Uttarakhand is very rich in bird life; in Corbett park alone there are about 600 species of bird. The wanton destruction of bird life had a detrimental impact and many species like the Forest Spotted Owlet, Pink-headed Duck and the Himalayan Mountain Quail were driven to the verge of extinction.
The Himalayan Mountain Quail was first reported in 1846 and has not been spotted since 1876. “About a dozen specimens were collected near Mussoorie in the Cloud End’s Estate and Sher-ka-Danda Ridge in Naintal prior to 1877. Field observations during the mid-nineteenth century suggest that it may have been relatively common, but it was certainly rare by the late 1800s, potentially indicating in population and may have escaped detection in what remains of the forested mountain areas of the Central Himalaya between 1500 and 1850 meters.”
The rediscovery of the Forest Owlet in 1998 indicates that Himalayan Mountain Quail could have survived the pressure of the wilderness in the region.
In consonance with the viewpoint, The Forest Department of Kumaun has launched a unique project during the Wild Life Week, ‘In the Quest of the Himalayan Mountain Quail’, to find out whether it is extinct or elusive. Interestingly, many bird watchers had spotted it in different areas in Uttarakhand during 1945-50 but could not photograph it. “What makes it enigmatic,” is that the local villagers identified the species from the picture and description.”

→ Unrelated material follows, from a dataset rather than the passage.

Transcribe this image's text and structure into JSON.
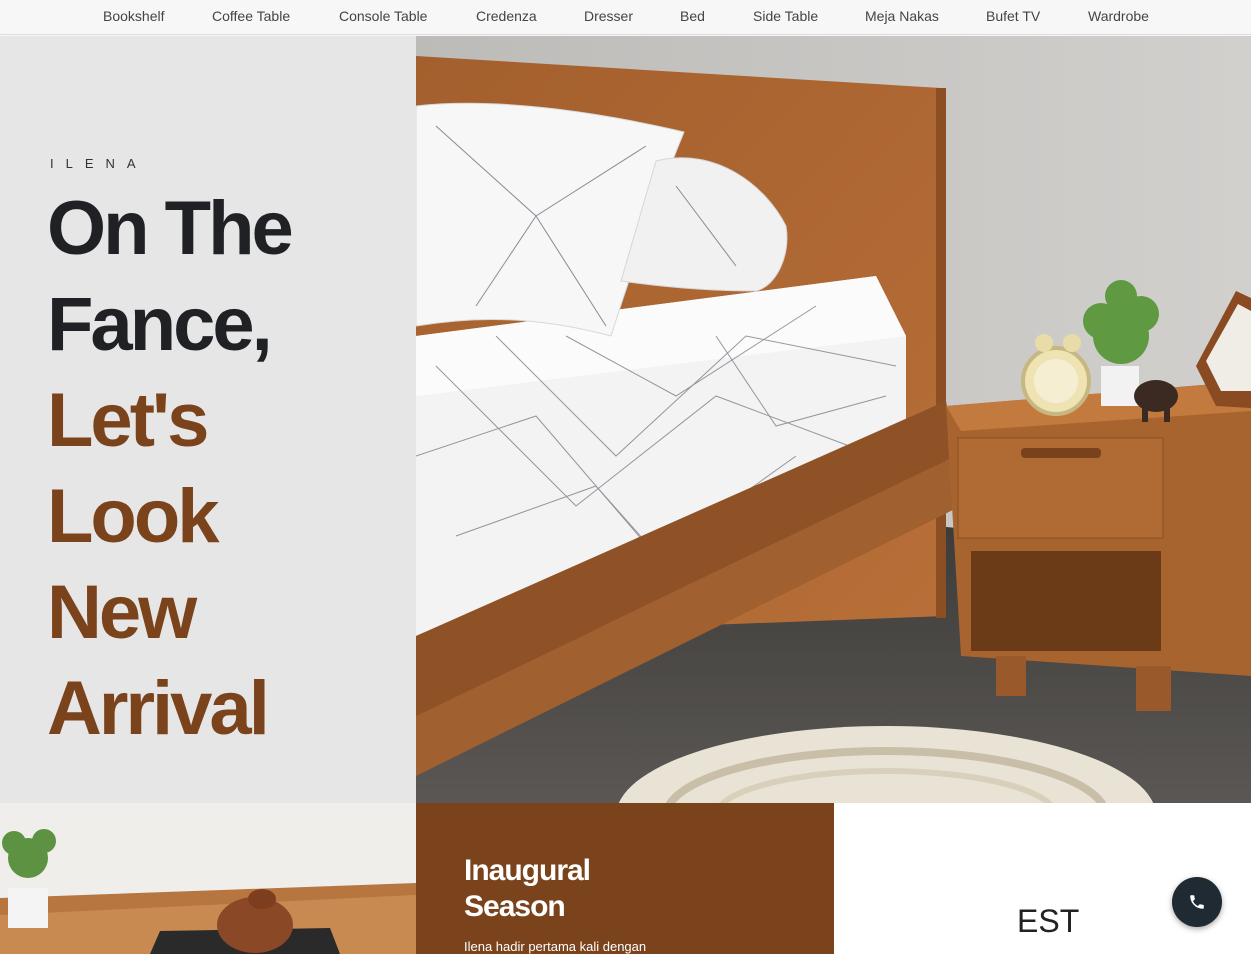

The Mountain Quail is one of the the rarest Galliforms (heavy bodied, ground-feeding birds) in the world. Sarvpirya Consul, A keen bird watcher, states, “It is a medium-sized bird with red bill and legs. The writer spot in front of the eye in both males make them distinctive. “Its rediscovery in Uttarakhand will bring about a revolution in the field of ornithology and facilitate in establishing Uttarakhand as a haven for bird watching in the International Circuit.
….from Haridwar plus dated 27 Oct. 2013